About this exercise: Which of the lines in the records below hold the string "floor"? Copy every one of them.

Source records:
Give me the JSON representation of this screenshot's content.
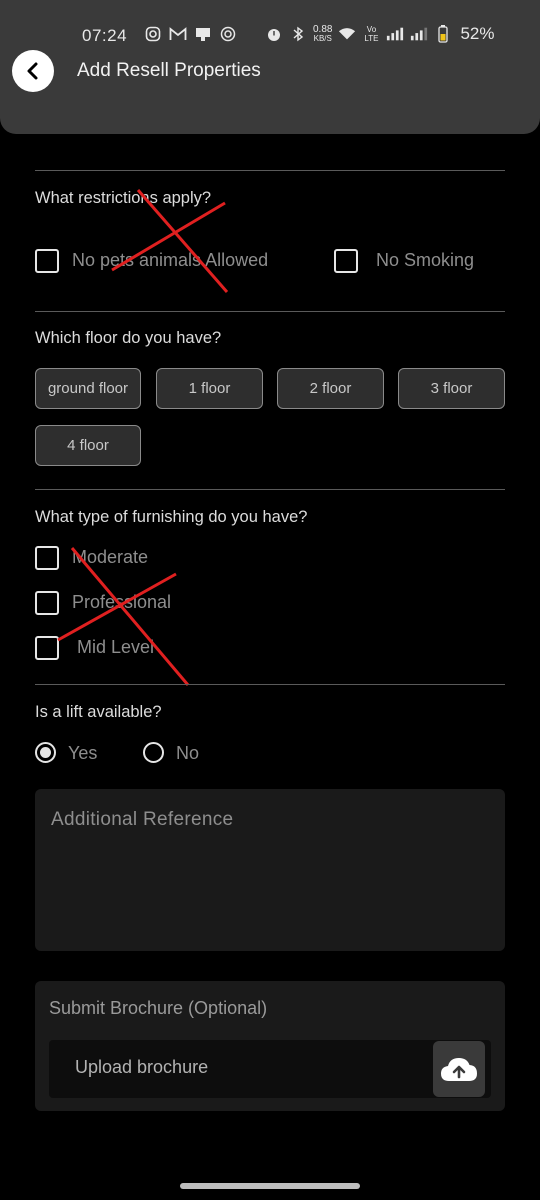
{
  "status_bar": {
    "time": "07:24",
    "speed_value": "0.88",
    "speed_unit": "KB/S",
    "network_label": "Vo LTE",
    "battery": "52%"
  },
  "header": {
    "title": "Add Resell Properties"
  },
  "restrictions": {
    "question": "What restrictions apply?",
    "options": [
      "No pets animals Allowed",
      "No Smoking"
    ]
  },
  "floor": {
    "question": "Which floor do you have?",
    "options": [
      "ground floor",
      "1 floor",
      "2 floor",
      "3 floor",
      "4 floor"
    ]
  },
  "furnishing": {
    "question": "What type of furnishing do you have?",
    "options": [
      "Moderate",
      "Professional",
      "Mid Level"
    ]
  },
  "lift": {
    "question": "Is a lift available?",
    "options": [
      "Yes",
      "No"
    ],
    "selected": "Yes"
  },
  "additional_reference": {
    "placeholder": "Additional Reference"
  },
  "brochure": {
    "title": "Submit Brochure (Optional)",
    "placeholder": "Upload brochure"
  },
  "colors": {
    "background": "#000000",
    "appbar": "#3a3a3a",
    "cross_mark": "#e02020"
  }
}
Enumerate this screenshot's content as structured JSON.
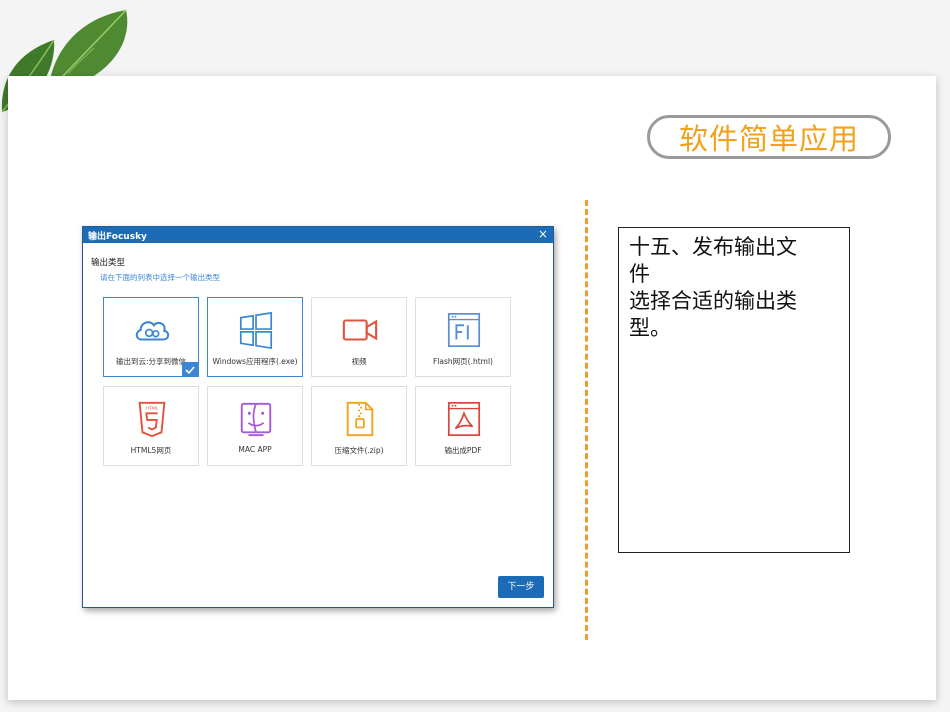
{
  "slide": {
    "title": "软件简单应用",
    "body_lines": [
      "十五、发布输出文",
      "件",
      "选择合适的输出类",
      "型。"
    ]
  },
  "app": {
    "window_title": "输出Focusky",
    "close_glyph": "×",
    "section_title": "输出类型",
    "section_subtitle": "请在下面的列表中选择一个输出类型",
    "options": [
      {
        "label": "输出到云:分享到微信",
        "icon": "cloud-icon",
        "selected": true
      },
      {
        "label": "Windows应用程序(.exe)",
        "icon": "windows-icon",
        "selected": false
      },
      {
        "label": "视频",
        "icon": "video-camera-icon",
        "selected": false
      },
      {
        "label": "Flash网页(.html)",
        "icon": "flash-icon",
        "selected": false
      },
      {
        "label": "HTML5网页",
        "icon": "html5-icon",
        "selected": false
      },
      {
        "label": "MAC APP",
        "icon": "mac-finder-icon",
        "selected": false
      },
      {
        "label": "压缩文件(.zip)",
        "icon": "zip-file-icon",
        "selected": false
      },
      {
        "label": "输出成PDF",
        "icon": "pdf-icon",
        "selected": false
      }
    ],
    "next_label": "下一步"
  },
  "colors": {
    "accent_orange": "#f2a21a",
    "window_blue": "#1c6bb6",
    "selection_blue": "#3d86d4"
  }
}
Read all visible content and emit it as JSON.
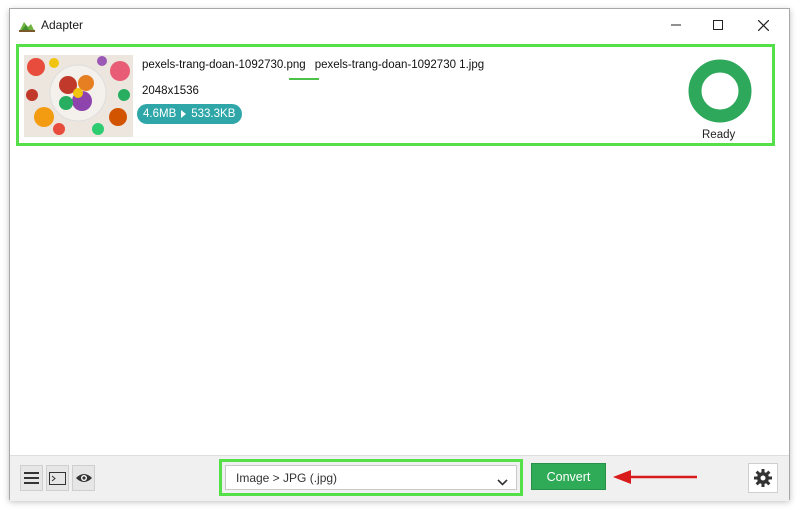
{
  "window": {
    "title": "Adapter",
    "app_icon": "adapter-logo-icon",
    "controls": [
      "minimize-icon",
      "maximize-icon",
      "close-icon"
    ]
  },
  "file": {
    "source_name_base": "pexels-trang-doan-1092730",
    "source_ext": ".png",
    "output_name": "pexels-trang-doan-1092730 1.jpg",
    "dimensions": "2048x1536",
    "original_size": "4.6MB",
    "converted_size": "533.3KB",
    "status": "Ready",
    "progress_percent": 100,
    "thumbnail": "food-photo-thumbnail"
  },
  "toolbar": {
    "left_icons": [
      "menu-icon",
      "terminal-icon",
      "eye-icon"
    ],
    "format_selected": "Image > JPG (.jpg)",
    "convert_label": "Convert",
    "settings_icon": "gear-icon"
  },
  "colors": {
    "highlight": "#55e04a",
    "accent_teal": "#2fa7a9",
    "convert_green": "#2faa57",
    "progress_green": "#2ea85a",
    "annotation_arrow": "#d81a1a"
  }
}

Exercise response:
  "floor": {
    "question": "Which floor do you have?",
      "ground floor",
      "1 floor",
      "2 floor",
      "3 floor",
      "4 floor"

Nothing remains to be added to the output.